The count will resume Friday morning in Birmingham, Alabama, where agents for the National Labor Relations Board are counting each vote by hand. The Retail, Wholesale and Department Store Union, which is organizing the Amazon workers in Bessemer, said that 3,215 votes were sent in — about 55% of the nearly 6,000 workers who were eligible to vote. Whichever side secures the majority of the votes will be declared the winner.Subscribe to Data Sheet, a daily brief on the business of tech, delivered free to your inbox.
Stuart Appelbaum, the president of the retail union, struck a grim tone in a statement Thursday night as the initial results rolled in, signaling that the union will put up a legal fight if the vote doesn’t go its way.
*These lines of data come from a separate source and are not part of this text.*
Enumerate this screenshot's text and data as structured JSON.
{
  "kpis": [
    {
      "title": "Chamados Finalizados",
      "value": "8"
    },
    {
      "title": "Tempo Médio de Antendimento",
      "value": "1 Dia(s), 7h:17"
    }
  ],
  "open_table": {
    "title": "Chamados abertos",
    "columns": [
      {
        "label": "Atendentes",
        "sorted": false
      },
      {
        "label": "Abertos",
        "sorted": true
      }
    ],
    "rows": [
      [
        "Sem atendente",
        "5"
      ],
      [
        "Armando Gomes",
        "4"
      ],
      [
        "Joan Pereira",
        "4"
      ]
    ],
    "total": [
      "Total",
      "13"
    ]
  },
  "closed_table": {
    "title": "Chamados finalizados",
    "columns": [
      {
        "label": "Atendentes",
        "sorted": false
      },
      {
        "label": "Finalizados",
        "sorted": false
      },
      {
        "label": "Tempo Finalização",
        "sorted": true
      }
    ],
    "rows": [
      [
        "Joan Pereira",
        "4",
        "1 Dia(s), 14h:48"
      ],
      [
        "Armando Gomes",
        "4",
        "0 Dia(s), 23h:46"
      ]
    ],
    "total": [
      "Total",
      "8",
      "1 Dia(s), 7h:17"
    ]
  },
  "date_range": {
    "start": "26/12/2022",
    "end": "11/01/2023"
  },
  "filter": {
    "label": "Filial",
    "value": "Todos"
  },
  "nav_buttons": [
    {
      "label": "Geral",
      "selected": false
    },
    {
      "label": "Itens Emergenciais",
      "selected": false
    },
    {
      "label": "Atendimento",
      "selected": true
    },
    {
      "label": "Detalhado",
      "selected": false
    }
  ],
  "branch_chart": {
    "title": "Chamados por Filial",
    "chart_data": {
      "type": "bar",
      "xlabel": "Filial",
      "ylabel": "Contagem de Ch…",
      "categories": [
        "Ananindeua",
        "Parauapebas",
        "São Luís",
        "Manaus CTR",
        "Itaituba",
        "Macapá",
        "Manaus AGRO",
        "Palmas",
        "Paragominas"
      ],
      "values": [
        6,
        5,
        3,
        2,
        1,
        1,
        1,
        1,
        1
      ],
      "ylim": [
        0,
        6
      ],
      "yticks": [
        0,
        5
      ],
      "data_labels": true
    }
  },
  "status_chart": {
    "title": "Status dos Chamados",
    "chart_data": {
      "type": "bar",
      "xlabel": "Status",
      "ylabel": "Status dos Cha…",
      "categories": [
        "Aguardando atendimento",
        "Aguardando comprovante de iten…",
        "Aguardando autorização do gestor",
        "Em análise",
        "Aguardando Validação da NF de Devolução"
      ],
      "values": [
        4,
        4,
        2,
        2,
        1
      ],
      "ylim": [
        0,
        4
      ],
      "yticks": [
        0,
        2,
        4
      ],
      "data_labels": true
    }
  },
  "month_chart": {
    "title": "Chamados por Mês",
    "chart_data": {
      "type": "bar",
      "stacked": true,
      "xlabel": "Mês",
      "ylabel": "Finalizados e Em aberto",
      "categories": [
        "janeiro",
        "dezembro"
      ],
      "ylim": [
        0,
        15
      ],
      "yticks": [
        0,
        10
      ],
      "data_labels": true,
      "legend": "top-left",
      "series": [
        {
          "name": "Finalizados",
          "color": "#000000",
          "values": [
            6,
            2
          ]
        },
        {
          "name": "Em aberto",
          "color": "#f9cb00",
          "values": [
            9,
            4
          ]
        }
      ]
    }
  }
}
“Our system is broken, Amazon took full advantage of that, and we will be calling on the labor board to hold Amazon accountable for its illegal and egregious behavior during the campaign,” he said, without specifying any allegations. “But make no mistake about it; this still represents an important moment for working people and their voices will be heard.”
Amazon did not respond to a request for comment.
Both sides had launched a spirited campaign to win over workers. Amazon hung anti-union signs throughout the warehouse, including inside bathroom stalls. It held mandatory meetings to convince workers why the union was a bad idea and also argued that it already offered more than twice the minimum wage in Alabama plus benefits without workers having to pay union dues.
Meanwhile, union organizers stood outside the warehouse gates trying to talk to people driving in and out of work. It also had volunteers call all of the nearly 6,000 workers, promising a union will lead to better working conditions, better pay and more respect.
The vote itself has garnered national attention, with professional athletes, Hollywood stars and even President Joe Biden weighing in on the side of the union.
But Bessemer was always seen as a long shot since it pitted the country’s second-largest employer against warehouse workers in a state where laws don’t favor unions. It is only the second time in Amazon’s 26-year history that an organizing effort from within the company had come to a vote. The last time, in 2014, a small group of mechanics at an Amazon warehouse in Delaware voted against unionization.
For Amazon, which has more than 950,000 workers in the U.S. and has fought hard against organizing attempts, a union loss could chill similar efforts around the company.
Labor experts and union leaders believe, however, that Bessemer could still inspire other Amazon workers to try to unionize at the company’s hundreds of facilities across the country. And it could spread beyond the company, spurring action at Walmart, the nation’s largest employer, and other big retailers.
Richard Bensinger, a former organizing director for the A.F.L.-C.I.O. and the United Automobile Workers, noted the large number of workers who didn’t vote in Bessemer: “To me, that’s the all about the paralysis, the fear. They don’t want to be supportive of the company but they are afraid to stand up for the union.”
Bensinger, who said he is involved in early unionization efforts by Amazon workers the U.S. and Canada, spoke to a coupled of those workers Thursday night “trying to tell them what happened so they wouldn’t be discouraged.”
Unions can file an objection within a few days of the vote count if they lose, accusing the employer of tainting the election in some way, said Andrew MacDonald, a partner at law firm Fox Rothschild. If the labor board agrees, it could call for another election.
The labor board can also overturn the results, but only if it sees the employer’s conduct as “especially egregious,” MacDonald said.